What does it mean when a company is liquidated and what happens to it afterwards?
If a company goes into liquidation then its assets, for instance, property and stock, are "liquidated" or turned into cash for the creditors of the company. There are three types of liquidation
- Creditors Voluntary Liquidation
- Compulsory Liquidation
- Members Voluntary Liquidation ( cash is returned to the members as the company is solvent )
Creditors voluntary liquidation (CVL) is the most common form of liquidation in use in the UK. There are about 10,000 of these done each year.
Usually, the company has run out of cash, it cannot pay its debts on time and the directors are concerned that the business is simply not viable as creditors are threatening legal action.
The company directors then ask a liquidator, who must be a licensed insolvency practitioner (IP), to convene a meeting of the creditors of the company within 14 days. At the meeting, which is now often held virtually, the IP will present a statement of affairs of the company to outline the current position and explain the procedure. The creditors then vote on the appointment of the liquidator to "liquidate" the assets to try and repay them ( hence it is called a "creditors" liquidation).
Once the liquidator is appointed the directors no longer have any control or duties in relation to the company but they are duty-bound to cooperate with the insolvency practitioner and provide information in a timely manner. The IP will then look into the conduct of the directors and if there has been very bad practice, misfeasance or fraud then they may recommend a disqualification. The director may be able to claim redundancy from the government if they were an employee and this is a simple 25 minute process.
What can the director do next?
You can liquidate a company and start the same or a new business again, but only under strict rules and conditions. This is a potential legal "minefield" and you need to take proper advice. Most importantly you cannot use the same or similar trade or business name as the liquidated company without leave of the court or permission from the IP. It is likely that HMRC will ask for a VAT deposit from the new company if they have been a significant creditor in the previous company.
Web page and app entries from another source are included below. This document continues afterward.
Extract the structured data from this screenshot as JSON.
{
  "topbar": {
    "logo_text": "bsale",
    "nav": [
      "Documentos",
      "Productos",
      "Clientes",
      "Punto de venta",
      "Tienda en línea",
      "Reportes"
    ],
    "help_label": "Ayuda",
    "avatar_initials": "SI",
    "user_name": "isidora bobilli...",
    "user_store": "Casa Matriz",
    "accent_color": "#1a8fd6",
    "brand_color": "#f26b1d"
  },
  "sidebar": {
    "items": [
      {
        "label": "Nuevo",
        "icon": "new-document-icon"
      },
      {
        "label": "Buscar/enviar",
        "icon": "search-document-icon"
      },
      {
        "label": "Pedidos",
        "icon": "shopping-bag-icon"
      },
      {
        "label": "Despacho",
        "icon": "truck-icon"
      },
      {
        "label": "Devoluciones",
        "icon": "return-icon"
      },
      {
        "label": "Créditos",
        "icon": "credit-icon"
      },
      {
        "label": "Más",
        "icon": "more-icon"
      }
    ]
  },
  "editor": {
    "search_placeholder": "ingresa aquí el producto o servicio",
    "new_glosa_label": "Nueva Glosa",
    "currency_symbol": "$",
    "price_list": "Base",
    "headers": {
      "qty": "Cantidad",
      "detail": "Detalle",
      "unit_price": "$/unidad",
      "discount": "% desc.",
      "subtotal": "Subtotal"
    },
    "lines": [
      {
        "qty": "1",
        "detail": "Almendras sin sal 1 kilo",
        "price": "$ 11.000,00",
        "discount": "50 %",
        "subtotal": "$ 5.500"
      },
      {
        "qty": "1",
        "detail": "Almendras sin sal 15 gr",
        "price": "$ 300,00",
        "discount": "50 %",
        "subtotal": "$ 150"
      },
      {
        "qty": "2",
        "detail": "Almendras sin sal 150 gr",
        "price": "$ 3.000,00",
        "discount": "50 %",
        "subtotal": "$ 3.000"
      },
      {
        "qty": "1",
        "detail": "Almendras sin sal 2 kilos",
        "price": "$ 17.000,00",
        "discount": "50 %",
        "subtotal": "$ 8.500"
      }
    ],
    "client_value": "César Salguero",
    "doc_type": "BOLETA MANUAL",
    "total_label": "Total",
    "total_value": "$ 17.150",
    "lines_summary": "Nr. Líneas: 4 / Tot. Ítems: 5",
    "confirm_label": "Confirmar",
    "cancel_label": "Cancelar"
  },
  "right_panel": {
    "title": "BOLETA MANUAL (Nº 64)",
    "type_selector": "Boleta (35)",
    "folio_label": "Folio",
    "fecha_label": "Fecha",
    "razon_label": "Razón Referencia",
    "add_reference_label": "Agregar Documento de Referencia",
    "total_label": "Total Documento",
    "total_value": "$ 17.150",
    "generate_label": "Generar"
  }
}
Call us or read our Experts Guide to Creditors Voluntary Liquidation (see link below) if you want more details. This FREE guide tells you all you need to know about liquidation or call us on 0800 9700539 for a free chat through your company's issues.
What Happens In Compulsory Liquidation?
A compulsory liquidation is when the creditors of the company have lost all patience try to collect the debt. The debt must be over £750, must be undisputed, and the creditor must have notified the debtor of its intent to collect the debt. This often involves issuing a statutory demand first. If the debtor fails to pay the statutory demand in 21 days and does not dispute the debt, then the creditor may issue a winding-up petition.
If the judge grants the winding up order then the official receiver will interview the director, liquidate the assets of the business to try and repay the creditors. This process generally takes much longer than a voluntary liquidation and is more stress and hassle for the directors involved. What is more, the official receiver has a mandatory duty to look at the behaviour of the directors
What Does Members Voluntary Liquidation Mean?
A members voluntary liquidation is where the shareholders/members appoint a Liquidator to close down a solvent company which has no further purpose. The Liquidator will realise all company assets and pay any company liabilities, then a capital distribution will be paid to shareholders.
A Members Voluntary Liquidation requires 75% of shareholders who have been given notice of the meeting of members to pass the winding up resolution.